EXTRACTED DATA ▸
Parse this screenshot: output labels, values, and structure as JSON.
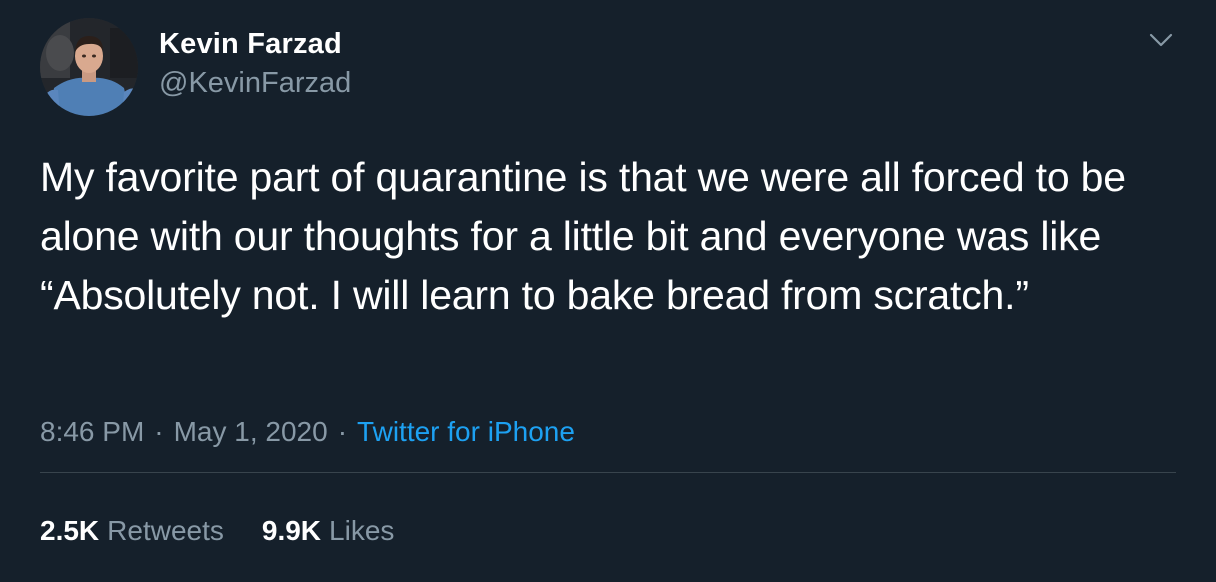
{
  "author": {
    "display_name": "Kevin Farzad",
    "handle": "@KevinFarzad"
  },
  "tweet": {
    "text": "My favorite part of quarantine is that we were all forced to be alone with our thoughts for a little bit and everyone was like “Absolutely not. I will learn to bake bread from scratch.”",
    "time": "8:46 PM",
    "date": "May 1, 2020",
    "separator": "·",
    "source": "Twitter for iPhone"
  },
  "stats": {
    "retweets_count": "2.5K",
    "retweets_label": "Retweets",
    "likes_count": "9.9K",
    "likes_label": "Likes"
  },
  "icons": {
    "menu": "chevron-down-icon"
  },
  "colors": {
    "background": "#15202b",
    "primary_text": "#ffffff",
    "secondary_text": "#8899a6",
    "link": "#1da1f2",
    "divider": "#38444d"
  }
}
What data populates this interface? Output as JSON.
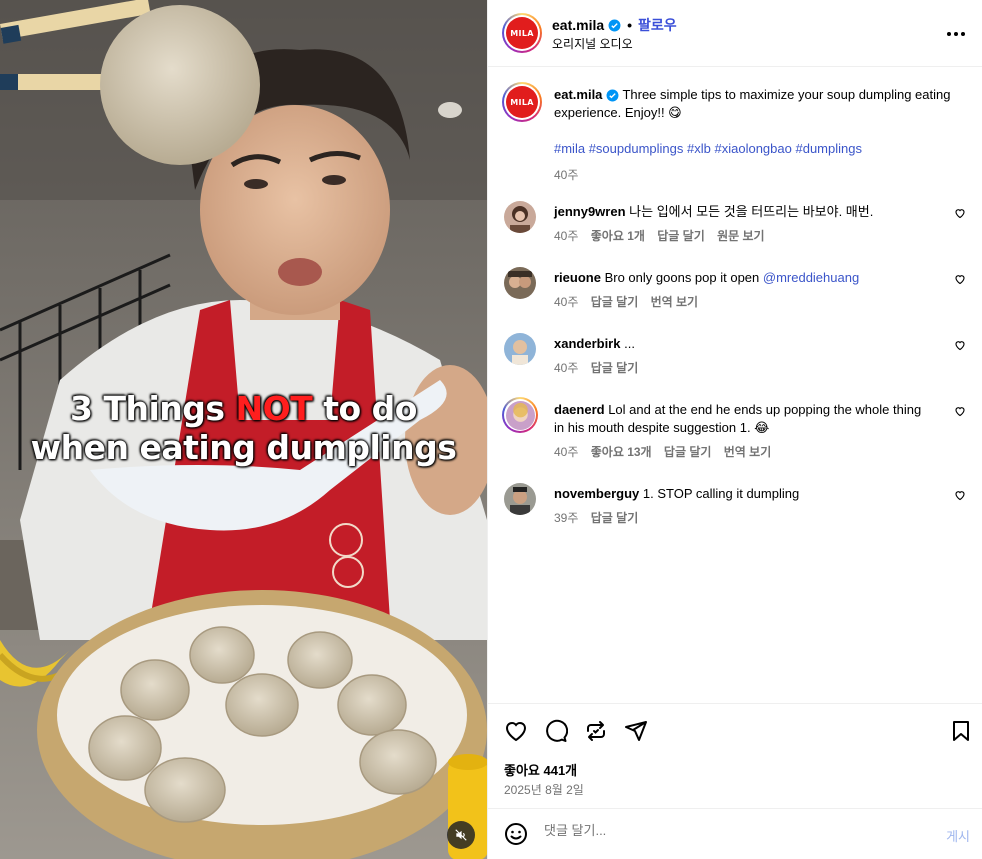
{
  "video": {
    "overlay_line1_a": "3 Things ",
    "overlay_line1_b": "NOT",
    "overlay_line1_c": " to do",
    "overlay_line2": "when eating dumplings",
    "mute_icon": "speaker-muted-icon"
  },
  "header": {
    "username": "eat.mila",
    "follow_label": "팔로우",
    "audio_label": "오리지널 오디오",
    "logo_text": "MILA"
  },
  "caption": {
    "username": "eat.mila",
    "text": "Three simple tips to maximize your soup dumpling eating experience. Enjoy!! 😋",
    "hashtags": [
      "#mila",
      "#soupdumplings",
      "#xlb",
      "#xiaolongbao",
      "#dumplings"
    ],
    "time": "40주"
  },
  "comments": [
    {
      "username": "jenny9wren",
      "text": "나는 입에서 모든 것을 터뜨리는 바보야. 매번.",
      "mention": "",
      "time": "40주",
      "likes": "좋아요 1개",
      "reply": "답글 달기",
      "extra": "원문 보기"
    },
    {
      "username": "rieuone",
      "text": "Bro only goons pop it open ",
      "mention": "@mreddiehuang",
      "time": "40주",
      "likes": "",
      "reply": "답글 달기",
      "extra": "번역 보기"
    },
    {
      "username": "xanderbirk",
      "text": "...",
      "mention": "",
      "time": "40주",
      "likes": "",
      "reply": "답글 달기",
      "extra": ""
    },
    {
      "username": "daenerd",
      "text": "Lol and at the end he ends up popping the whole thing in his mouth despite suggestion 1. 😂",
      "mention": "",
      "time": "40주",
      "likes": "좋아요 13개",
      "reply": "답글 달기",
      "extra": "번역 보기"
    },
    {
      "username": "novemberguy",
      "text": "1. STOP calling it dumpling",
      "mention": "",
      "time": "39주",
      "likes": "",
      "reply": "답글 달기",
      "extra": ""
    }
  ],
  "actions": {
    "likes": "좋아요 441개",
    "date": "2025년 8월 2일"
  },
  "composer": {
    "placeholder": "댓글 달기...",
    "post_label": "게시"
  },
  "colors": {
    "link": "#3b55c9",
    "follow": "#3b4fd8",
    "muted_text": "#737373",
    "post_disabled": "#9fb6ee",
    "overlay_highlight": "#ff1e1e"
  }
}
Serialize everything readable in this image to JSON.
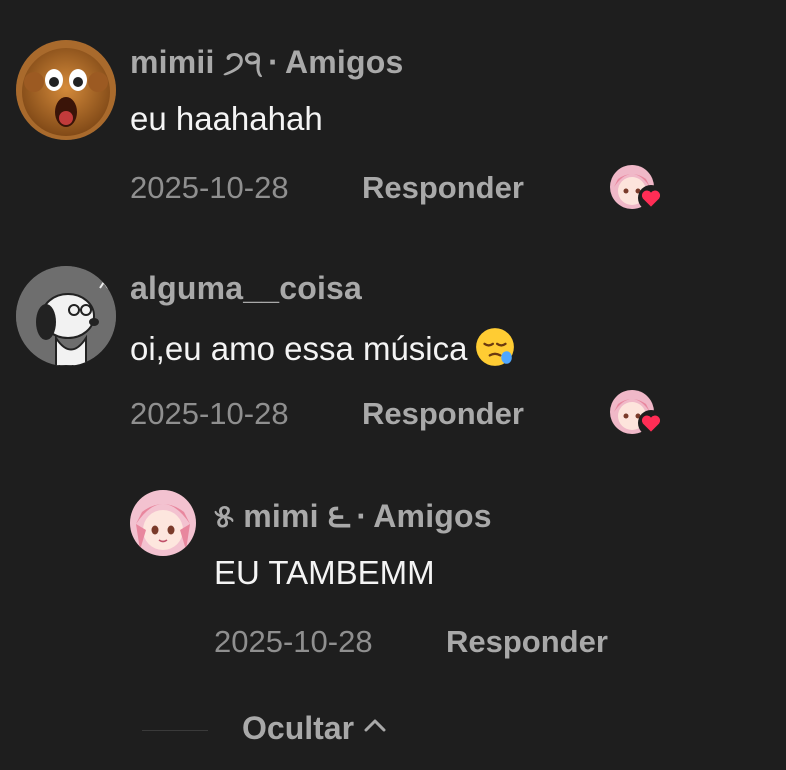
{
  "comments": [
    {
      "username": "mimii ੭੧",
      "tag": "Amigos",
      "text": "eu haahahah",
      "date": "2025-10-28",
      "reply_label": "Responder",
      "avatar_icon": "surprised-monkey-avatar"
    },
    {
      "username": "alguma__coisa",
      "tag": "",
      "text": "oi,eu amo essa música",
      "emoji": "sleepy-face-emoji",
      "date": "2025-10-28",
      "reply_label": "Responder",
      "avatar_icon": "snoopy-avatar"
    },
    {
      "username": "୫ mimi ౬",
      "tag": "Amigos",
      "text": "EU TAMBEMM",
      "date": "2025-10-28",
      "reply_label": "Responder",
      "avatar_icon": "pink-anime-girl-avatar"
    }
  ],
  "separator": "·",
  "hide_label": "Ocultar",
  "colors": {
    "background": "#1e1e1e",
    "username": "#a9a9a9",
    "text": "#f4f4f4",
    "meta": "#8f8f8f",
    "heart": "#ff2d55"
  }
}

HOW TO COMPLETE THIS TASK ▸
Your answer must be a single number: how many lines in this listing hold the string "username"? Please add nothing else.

RESPONSE FOR THIS EXERCISE ▸
11